When you read a dramatic headline, do you ever stop to think about the reality behind it? We have become accustomed to screaming headlines every few months informing us about the “rift with American Jewry” or that “American Jews are furious with Israel.” The subject of their anger is usually connected with the Women of the Wall or with conversion issues.
Well, last week I was invited to participate in an event with thousands of American Jews who were not at all angry. I met hundreds of high-schoolers and their mothers at a private girls’ school who belong to the Modern Orthodox sector. Most of the girls will come to study in Israel for their gap year and a sizable number will make Aliya.
I spoke at an event with Rachel Freier, the first haredi female judge in the US who belongs to the Bobov Hasidic sect. She told me about her children who live in Israel and that she was planning to fly to Israel to be in Meron for Lag Ba’Omer, as she does every year.
In Philadelphia, I was invited to one community that numbers hundreds of families, whose members span the spectrum of religious observance from secular to ultra-Orthodox, who are Americans and Israelis.

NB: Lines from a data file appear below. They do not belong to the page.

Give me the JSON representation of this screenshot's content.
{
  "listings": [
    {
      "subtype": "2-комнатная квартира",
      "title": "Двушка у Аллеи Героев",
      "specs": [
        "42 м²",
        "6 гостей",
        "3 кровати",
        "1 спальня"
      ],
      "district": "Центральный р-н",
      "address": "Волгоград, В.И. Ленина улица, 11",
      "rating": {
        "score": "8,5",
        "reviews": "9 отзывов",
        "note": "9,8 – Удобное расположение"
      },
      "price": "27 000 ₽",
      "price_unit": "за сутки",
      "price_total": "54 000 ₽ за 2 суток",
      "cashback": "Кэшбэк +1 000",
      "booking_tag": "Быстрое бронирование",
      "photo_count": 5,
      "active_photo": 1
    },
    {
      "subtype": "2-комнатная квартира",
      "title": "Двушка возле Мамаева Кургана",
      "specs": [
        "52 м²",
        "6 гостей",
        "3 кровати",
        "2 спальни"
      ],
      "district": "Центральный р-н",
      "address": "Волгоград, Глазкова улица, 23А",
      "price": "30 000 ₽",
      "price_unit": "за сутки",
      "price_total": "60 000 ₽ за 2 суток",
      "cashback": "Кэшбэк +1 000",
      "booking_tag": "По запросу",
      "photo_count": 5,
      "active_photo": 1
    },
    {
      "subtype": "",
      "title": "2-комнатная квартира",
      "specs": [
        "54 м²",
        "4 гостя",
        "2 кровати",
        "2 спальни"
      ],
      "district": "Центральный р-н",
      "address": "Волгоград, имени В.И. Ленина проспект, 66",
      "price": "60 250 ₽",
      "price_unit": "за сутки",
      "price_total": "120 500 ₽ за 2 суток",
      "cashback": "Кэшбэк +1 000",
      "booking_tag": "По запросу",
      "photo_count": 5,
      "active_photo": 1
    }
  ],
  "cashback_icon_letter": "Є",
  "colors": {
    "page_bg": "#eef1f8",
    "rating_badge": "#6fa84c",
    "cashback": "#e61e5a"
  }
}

Almost ten different prayer services are held under one roof, which not only serves as a synagogue but also as a community center that hosts lectures and cultural events. In Israel, these Jews would certainly have split up into ten different communities, and some of they may not even have joined a community.
The Orthodox Union organized a mega-event of Torah learning at Citi Field in New York which attracted thousands of men and women, Israelis and Americans, young and old, who thronged to the baseball park, turning it for one day into a giant Bet Midrash.
Obviously, the people who attended these events do not represent or reflect the entire spectrum of American Jewry. In fact, most American Jews do not identify as either Orthodox or Reform. The younger generation of Jews are mostly unaffiliated and apathetic, and do not pay their membership dues to any synagogue at all. But one gets a sense of proportion after having participated in these events. We should be aware that whenever the spokesperson of the Reform movement in America issues a press release about the latest “crisis” we should not assume that this crisis is felt equally by the entire spectrum of American Jewry.
When we are told that “American Jews are disappointed” it is equally true to say that “American Jews are relieved.” This visit taught me that making unequivocal statements about American Jewry as a single entity is about as accurate as saying something unequivocal about Israeli Jews and assuming that it applies to all of us.